Markets everywhere have been buoyed by expectations that Spain's tough budget is a prelude to an EU programme that will allow the European Central Bank to buy its bonds.
Chinese shares gained more than 1 percent as hopes for stimulus gathered pace while MSCI's emerging equity index jumped 0.7 percent. The index is up more than 6 percent in September, the biggest monthly gain since January.
The market is up 7.2 percent on the quarter, recouping most of the last quarter's 10 percent losses, thanks to the ECB's pledges on the euro and the U.S. Federal Reserve's decision to embark on open-ended $40 billion a month asset buying.

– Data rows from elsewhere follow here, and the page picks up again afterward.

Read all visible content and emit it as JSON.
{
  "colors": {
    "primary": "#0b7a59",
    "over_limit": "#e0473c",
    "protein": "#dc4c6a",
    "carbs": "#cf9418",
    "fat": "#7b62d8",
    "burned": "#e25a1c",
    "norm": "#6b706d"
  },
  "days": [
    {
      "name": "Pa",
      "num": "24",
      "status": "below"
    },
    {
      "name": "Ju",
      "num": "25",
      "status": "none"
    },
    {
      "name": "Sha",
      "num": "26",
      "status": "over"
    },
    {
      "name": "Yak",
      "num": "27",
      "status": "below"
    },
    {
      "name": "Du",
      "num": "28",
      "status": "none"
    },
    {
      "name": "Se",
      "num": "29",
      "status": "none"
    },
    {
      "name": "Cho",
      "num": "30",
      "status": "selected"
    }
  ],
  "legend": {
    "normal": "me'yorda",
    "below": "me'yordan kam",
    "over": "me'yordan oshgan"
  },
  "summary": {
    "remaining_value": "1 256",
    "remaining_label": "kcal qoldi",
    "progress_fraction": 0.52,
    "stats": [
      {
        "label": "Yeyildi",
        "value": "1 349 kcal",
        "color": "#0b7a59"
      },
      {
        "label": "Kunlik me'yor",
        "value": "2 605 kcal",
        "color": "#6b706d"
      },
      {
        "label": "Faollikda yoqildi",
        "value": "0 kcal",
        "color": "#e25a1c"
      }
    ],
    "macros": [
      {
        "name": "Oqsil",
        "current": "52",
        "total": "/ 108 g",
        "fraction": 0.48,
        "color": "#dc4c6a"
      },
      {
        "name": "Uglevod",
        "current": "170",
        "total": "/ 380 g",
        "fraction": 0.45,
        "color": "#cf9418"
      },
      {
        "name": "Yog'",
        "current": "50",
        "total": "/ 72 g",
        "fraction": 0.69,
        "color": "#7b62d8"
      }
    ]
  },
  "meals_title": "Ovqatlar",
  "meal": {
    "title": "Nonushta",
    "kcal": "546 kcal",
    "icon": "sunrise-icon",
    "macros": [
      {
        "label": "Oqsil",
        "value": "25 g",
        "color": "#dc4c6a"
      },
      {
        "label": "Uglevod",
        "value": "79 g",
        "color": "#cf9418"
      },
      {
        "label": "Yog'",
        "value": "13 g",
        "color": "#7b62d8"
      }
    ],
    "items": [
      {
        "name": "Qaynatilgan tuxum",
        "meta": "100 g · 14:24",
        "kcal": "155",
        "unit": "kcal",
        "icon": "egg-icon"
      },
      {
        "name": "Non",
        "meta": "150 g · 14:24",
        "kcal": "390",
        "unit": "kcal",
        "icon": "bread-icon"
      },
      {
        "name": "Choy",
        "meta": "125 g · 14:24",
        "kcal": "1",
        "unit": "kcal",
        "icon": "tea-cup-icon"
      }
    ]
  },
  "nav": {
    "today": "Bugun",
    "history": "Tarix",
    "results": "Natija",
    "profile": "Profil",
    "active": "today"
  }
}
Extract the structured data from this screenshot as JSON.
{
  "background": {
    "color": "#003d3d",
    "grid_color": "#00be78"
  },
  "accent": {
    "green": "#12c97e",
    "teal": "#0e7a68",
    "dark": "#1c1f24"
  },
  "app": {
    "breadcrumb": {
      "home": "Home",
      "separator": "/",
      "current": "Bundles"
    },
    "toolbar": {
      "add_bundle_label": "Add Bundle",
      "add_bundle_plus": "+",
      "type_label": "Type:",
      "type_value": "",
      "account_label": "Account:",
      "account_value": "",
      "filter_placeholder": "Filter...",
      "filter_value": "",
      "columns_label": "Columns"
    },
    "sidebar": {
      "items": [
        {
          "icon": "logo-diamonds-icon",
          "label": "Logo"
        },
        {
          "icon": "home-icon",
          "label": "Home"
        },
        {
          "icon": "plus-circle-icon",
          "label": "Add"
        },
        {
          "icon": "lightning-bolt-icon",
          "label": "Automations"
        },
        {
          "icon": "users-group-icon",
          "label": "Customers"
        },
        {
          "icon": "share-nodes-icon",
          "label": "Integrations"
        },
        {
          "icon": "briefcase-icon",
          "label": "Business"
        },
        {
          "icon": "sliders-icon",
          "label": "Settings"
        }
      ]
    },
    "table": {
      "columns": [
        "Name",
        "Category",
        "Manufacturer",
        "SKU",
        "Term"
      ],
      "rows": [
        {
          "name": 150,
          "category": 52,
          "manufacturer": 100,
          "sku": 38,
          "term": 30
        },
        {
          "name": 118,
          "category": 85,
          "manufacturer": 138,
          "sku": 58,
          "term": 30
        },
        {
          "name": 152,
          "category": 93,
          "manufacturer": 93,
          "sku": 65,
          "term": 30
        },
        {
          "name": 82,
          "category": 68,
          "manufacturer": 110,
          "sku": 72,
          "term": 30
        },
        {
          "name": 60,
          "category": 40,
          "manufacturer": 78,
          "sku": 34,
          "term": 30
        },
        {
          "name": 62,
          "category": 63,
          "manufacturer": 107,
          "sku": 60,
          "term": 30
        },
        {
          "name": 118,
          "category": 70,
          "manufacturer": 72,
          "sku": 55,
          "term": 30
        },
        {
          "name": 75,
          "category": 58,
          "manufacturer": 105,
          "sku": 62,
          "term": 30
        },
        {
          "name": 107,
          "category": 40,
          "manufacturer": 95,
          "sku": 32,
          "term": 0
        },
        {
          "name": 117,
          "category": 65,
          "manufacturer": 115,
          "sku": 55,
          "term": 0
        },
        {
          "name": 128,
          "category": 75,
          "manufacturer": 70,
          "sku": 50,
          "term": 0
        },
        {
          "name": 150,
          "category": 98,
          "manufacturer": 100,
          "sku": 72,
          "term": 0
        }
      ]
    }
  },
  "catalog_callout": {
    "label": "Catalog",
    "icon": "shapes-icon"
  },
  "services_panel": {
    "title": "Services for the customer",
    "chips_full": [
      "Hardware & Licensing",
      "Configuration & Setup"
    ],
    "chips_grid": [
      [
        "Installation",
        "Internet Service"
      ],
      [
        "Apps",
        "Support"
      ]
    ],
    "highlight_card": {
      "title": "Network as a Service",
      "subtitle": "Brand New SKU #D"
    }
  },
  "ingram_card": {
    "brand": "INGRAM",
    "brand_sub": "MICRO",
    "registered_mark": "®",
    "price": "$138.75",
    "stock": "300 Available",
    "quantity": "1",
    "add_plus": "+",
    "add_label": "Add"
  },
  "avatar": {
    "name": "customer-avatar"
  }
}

South Africa's equity index rose 0.3 percent shrugging off the Moody's action which was mostly priced in after two other agencies cut the rating earlier this year.
Credit default swaps eased slightly to 151 basis points.
The rand and bonds which weakened after the downgrade, recovered slightly, with the latter benefiting from their debut into Citi's prestigious World Government Bond Index.
South African bonds have taken in over $7 billion in foreign flows since mid-April when their eligibility for the index was announced and analysts reckon the market will be supported in coming weeks by flows from funds that track the WGBI.
"WGBI entry and Moody's downgrade news both vie for market flows and sentiment," Barclays said in a note.
It added separately: "We are concerned about the ...response once excitement about WGBI inclusion wanes and market participants assume related inflows have entered the market."
In Europe, Russian stocks rose 1 percent as oil rose though Warsaw and Budapest were flat. MSCI's emerging Europe index is up 8 percent this quarter
The Czech crown fell 0.5 percent to new six-week lows a day after the central bank cut rates to a record low and signalled it would weaken the currency [ID:ID:nL5E8KQ95C].
"Yesterday's meeting should remove any doubt that the central bank will do anything it can to prevent a strengthening of the crown," ING analyst Simon Quijano-Evans said.
Poland's zloty rose 0.3 percent to a two-week high to the euro but Hungary's forint gave up early gains fuelled by stronger-than-expected data. [ID:ID:nB3E8CB053]
In Asia, the Chinese yuan rose to its strongest level since the landmark currency de-pegging of July 2005. The Indian rupee firmed 0.6 percent to rise into positive territory for 2012.
Emerging sovereign dollar bonds saw spreads tighten 8 bps to 301 bps over Treasuries. Spreads have contracted more than 70 bps this past quarter thanks to strong inflows.
(Reporting by Sujata Rao)